Appearing on nationwide TV, Benny Gantz said Thursday that being prime minister cannot be a "part-time job" and said Netanyahu should conduct his legal battle as a private citizen. He also called on Netanyahu to stop attacking state institutions, such as police and prosecutors, who have investigated him.
"The state of Israel is worthy of more than this," he said. Gantz, a former military chief, leads a centrist party that is in a close race with Netanyahu's Likud Party. He said his "Blue and White" party would not sit in a coalition with Netanyahu after the election.
Israel's prime minister has rejected the latest corruption allegations against him as a politically motivated "witch hunt" meant to defeat him in April elections.
Benjamin Netanyahu went on nationwide television Thursday night, shortly after the attorney general recommended indicting him in a series of corruption cases.
Netanyahu called the timing of the announcement, six weeks ahead of elections, "outrageous" and accused his leftist opponents of carrying out an "unprecedented witch hunt."
"The pressure of the left worked," he said, saying the attorney general's recommendations threatened the country's democracy.
He called the accusations lies and a "blood libel" and said he would debunk all charges against him.
Israel's attorney general says he has decided to indict Prime Minister Benjamin Netanyahu on a series of corruption charges.
Avichai Mandelblit said Thursday he has accepted the police recommendations to file charges against Netanyahu in three different cases, pending a final hearing.
In a Justice Ministry statement, Mandelblit says he plans to charge Netanyahu with bribery for promoting regulatory changes worth hundreds of millions of dollars to telecom giant Bezeq in return for positive press coverage in Bezeq's popular subsidiary news site Walla.
He will also charge Netanyahu with fraud and breach of trust in two other cases. The first involves accepting gifts from billionaire friends and the second revolves around alleged offers of advantageous legislation for a major newspaper in return for favorable coverage.
Netanyahu denies any wrongdoing. He called a press conference for Thursday evening.
Israel is awaiting the attorney general's decision on whether to indict Prime Minister Benjamin Netanyahu on a series of corruption allegations.
Avichai Mandelblit is expected to announce his decision on Thursday, after more than two years of intense investigations and deliberations.
An indictment would mark the first time in Israeli history that a sitting prime minister has been charged.
Police have recommended indicting Netanyahu for bribery, fraud and breach of trust in three different cases.
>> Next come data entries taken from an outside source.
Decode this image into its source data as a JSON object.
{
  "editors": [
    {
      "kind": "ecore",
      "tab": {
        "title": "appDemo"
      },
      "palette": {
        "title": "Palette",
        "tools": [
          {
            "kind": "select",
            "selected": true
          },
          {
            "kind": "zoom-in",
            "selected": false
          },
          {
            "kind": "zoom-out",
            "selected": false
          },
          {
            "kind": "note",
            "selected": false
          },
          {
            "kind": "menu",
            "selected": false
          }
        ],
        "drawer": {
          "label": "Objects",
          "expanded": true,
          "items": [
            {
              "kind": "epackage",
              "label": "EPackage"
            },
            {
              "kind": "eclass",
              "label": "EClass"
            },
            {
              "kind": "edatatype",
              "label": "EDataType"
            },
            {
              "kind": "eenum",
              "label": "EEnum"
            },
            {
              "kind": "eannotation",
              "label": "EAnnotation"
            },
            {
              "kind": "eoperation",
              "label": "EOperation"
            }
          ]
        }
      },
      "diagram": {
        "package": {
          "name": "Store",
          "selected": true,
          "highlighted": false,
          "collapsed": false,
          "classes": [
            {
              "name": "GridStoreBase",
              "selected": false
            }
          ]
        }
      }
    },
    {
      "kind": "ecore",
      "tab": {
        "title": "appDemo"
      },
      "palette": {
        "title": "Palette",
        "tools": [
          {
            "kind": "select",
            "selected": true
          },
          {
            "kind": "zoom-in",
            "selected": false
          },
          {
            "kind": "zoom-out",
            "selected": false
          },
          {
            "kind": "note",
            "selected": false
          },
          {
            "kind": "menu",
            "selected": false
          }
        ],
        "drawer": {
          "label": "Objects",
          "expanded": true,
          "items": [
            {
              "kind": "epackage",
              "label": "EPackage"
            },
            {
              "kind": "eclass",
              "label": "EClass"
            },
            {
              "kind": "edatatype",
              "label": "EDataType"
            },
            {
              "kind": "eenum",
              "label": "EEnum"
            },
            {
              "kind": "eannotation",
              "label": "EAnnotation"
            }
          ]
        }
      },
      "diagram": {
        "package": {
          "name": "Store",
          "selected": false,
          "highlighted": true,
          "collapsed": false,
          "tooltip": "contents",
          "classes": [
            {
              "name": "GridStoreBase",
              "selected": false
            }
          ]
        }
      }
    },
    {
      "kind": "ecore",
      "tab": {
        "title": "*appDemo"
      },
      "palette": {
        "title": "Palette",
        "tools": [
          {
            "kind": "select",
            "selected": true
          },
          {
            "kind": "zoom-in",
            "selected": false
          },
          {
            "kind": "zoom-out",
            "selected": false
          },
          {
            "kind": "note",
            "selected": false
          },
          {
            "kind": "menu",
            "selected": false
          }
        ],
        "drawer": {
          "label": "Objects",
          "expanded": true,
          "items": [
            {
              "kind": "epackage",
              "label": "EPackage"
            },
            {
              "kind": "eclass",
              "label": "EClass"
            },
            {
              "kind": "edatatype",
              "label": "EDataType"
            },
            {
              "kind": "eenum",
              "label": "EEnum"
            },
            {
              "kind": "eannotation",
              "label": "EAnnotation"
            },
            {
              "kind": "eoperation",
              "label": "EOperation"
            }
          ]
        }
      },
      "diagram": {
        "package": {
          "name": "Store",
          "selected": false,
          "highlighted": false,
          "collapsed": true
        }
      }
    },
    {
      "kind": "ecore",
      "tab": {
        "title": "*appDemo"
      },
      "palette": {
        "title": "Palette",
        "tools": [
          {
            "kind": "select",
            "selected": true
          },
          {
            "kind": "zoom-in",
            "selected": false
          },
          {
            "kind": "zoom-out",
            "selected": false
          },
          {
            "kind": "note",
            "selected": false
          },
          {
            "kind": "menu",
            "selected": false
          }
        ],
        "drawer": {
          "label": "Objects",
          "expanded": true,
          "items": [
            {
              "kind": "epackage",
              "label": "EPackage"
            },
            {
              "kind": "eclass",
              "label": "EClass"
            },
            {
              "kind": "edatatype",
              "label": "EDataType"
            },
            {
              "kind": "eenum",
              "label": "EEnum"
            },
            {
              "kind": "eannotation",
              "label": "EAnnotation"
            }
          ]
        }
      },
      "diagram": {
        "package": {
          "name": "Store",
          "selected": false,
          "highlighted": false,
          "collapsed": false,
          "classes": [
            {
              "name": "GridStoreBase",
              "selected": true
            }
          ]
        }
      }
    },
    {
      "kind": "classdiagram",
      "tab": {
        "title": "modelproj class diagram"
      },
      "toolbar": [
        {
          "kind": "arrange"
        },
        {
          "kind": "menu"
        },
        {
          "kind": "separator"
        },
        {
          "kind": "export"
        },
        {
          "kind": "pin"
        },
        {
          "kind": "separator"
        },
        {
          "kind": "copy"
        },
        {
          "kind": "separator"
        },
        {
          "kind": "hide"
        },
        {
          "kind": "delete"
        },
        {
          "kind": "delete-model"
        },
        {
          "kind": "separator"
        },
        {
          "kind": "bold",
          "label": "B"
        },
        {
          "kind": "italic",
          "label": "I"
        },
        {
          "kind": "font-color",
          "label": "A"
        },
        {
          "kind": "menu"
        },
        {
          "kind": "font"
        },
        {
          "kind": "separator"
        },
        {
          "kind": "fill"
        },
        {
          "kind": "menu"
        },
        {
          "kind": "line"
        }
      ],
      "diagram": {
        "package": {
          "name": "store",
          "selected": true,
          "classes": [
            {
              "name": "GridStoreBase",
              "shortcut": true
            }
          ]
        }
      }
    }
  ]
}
Mandelblit is expected to inform Netanyahu's lawyers he intends to press charges pending a final hearing for the suspect.
Netanyahu denies any wrongdoing and calls the allegations a media-orchestrated witch hunt aimed at removing him from office. He has vowed to carry on and is deadlocked in the polls ahead of the Apr.9 national elections.